## How to complete this task:
From the entries below, copy out every line with "value" in it.

[Data about app and page elements]
------------------------------------------------

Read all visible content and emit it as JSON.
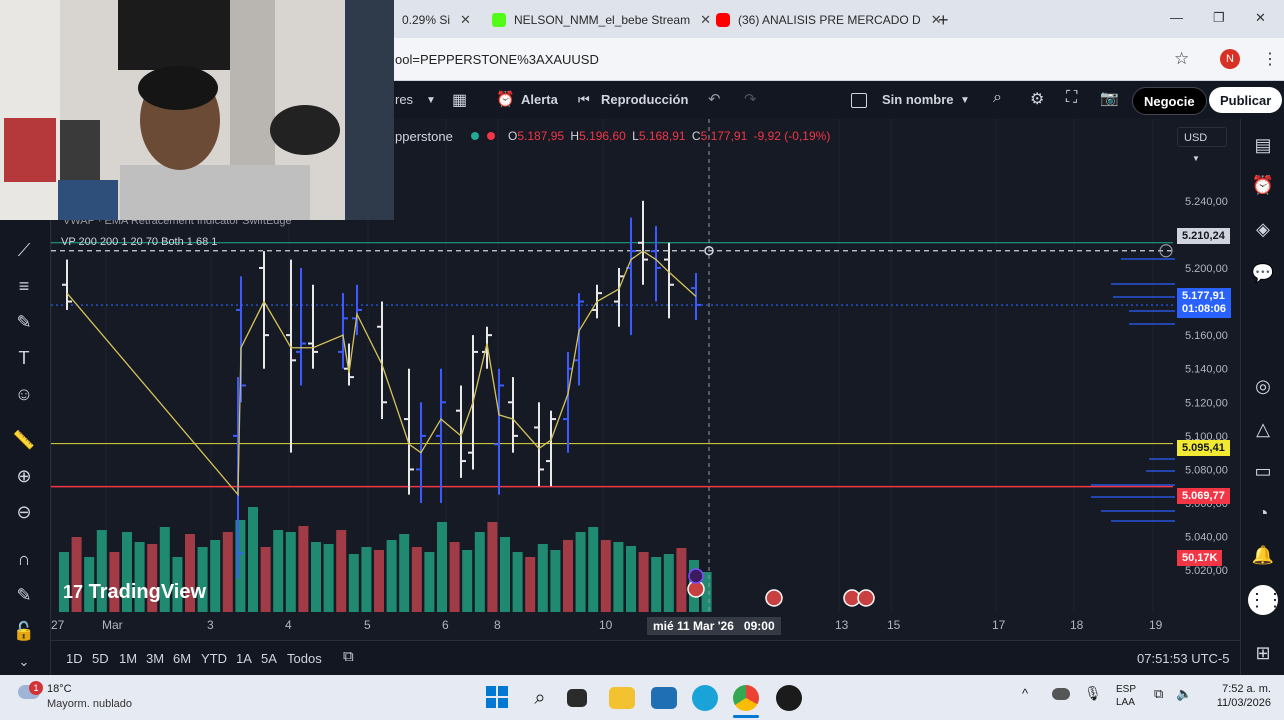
{
  "browser": {
    "tabs": [
      {
        "label": "0.29% Si",
        "partial": true
      },
      {
        "label": "NELSON_NMM_el_bebe Stream"
      },
      {
        "label": "(36) ANALISIS PRE MERCADO D"
      }
    ],
    "new_tab": "+",
    "url": "ool=PEPPERSTONE%3AXAUUSD",
    "profile_initial": "N"
  },
  "toolbar": {
    "indicators": "res",
    "alert": "Alerta",
    "replay": "Reproducción",
    "layout_name": "Sin nombre",
    "trade": "Negocie",
    "publish": "Publicar"
  },
  "legend": {
    "symbol": "pperstone",
    "o_label": "O",
    "o": "5.187,95",
    "h_label": "H",
    "h": "5.196,60",
    "l_label": "L",
    "l": "5.168,91",
    "c_label": "C",
    "c": "5.177,91",
    "change": "-9,92 (-0,19%)",
    "indicator1": "VWAP · EMA Retracement Indicator  SwiftEdge",
    "indicator2": "VP 200 200 1 20 70 Both 1 68 1",
    "currency": "USD"
  },
  "chart_data": {
    "type": "ohlc",
    "symbol": "XAUUSD",
    "ylim": [
      5010,
      5250
    ],
    "y_ticks": [
      "5.240,00",
      "5.220,00",
      "5.200,00",
      "5.180,00",
      "5.160,00",
      "5.140,00",
      "5.120,00",
      "5.100,00",
      "5.080,00",
      "5.060,00",
      "5.040,00",
      "5.020,00"
    ],
    "x_ticks": [
      "27",
      "Mar",
      "3",
      "4",
      "5",
      "6",
      "8",
      "10",
      "13",
      "15",
      "17",
      "18",
      "19"
    ],
    "price_labels": [
      {
        "value": "5.210,24",
        "kind": "crosshair"
      },
      {
        "value": "5.177,91",
        "kind": "last",
        "countdown": "01:08:06"
      },
      {
        "value": "5.095,41",
        "kind": "yellow-line"
      },
      {
        "value": "5.069,77",
        "kind": "red-line"
      },
      {
        "value": "50,17K",
        "kind": "volume"
      }
    ],
    "crosshair_time": "mié 11 Mar '26",
    "crosshair_hour": "09:00",
    "watermark": "TradingView",
    "hlines": [
      {
        "price": 5210.24,
        "color": "#d1d4dc"
      },
      {
        "price": 5177.91,
        "color": "#2962ff"
      },
      {
        "price": 5095.41,
        "color": "#c9c13a"
      },
      {
        "price": 5069.77,
        "color": "#f23645"
      }
    ],
    "bars": [
      {
        "x": "27",
        "o": 5190,
        "h": 5205,
        "l": 5175,
        "c": 5180
      },
      {
        "x": "3",
        "o": 5100,
        "h": 5135,
        "l": 5015,
        "c": 5030
      },
      {
        "x": "3b",
        "o": 5175,
        "h": 5195,
        "l": 5120,
        "c": 5130
      },
      {
        "x": "3c",
        "o": 5200,
        "h": 5210,
        "l": 5140,
        "c": 5160
      },
      {
        "x": "4",
        "o": 5160,
        "h": 5205,
        "l": 5090,
        "c": 5145
      },
      {
        "x": "4b",
        "o": 5150,
        "h": 5200,
        "l": 5130,
        "c": 5155
      },
      {
        "x": "4c",
        "o": 5155,
        "h": 5190,
        "l": 5140,
        "c": 5150
      },
      {
        "x": "5",
        "o": 5150,
        "h": 5185,
        "l": 5140,
        "c": 5170
      },
      {
        "x": "5b",
        "o": 5140,
        "h": 5155,
        "l": 5130,
        "c": 5135
      },
      {
        "x": "5c",
        "o": 5170,
        "h": 5190,
        "l": 5160,
        "c": 5175
      },
      {
        "x": "5d",
        "o": 5165,
        "h": 5180,
        "l": 5110,
        "c": 5120
      },
      {
        "x": "6",
        "o": 5110,
        "h": 5140,
        "l": 5065,
        "c": 5080
      },
      {
        "x": "6b",
        "o": 5080,
        "h": 5120,
        "l": 5060,
        "c": 5100
      },
      {
        "x": "6c",
        "o": 5100,
        "h": 5140,
        "l": 5060,
        "c": 5120
      },
      {
        "x": "6d",
        "o": 5115,
        "h": 5130,
        "l": 5075,
        "c": 5085
      },
      {
        "x": "8",
        "o": 5090,
        "h": 5160,
        "l": 5080,
        "c": 5150
      },
      {
        "x": "8b",
        "o": 5150,
        "h": 5165,
        "l": 5140,
        "c": 5160
      },
      {
        "x": "8c",
        "o": 5095,
        "h": 5140,
        "l": 5065,
        "c": 5130
      },
      {
        "x": "8d",
        "o": 5120,
        "h": 5135,
        "l": 5090,
        "c": 5100
      },
      {
        "x": "8e",
        "o": 5105,
        "h": 5120,
        "l": 5070,
        "c": 5080
      },
      {
        "x": "9",
        "o": 5085,
        "h": 5115,
        "l": 5070,
        "c": 5110
      },
      {
        "x": "9b",
        "o": 5110,
        "h": 5150,
        "l": 5090,
        "c": 5140
      },
      {
        "x": "10",
        "o": 5145,
        "h": 5185,
        "l": 5130,
        "c": 5180
      },
      {
        "x": "10b",
        "o": 5175,
        "h": 5190,
        "l": 5170,
        "c": 5185
      },
      {
        "x": "10c",
        "o": 5180,
        "h": 5200,
        "l": 5165,
        "c": 5195
      },
      {
        "x": "10d",
        "o": 5200,
        "h": 5230,
        "l": 5160,
        "c": 5210
      },
      {
        "x": "10e",
        "o": 5215,
        "h": 5240,
        "l": 5190,
        "c": 5205
      },
      {
        "x": "11",
        "o": 5210,
        "h": 5225,
        "l": 5180,
        "c": 5200
      },
      {
        "x": "11b",
        "o": 5205,
        "h": 5215,
        "l": 5170,
        "c": 5190
      },
      {
        "x": "11c",
        "o": 5188,
        "h": 5197,
        "l": 5169,
        "c": 5178
      }
    ],
    "volumes": [
      60,
      75,
      55,
      82,
      60,
      80,
      70,
      68,
      85,
      55,
      78,
      65,
      72,
      80,
      92,
      105,
      65,
      82,
      80,
      86,
      70,
      68,
      82,
      58,
      65,
      62,
      72,
      78,
      65,
      60,
      90,
      70,
      62,
      80,
      90,
      75,
      60,
      55,
      68,
      62,
      72,
      80,
      85,
      72,
      70,
      66,
      60,
      55,
      58,
      64,
      52,
      40
    ]
  },
  "bottom": {
    "ranges": [
      "1D",
      "5D",
      "1M",
      "3M",
      "6M",
      "YTD",
      "1A",
      "5A",
      "Todos"
    ],
    "clock": "07:51:53 UTC-5"
  },
  "taskbar": {
    "weather_temp": "18°C",
    "weather_desc": "Mayorm. nublado",
    "weather_badge": "1",
    "lang": "ESP",
    "lang2": "LAA",
    "time": "7:52 a. m.",
    "date": "11/03/2026"
  }
}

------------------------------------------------

## Answer box:
        "value": "5.210,24",
        "value": "5.177,91",
        "value": "5.095,41",
        "value": "5.069,77",
        "value": "50,17K",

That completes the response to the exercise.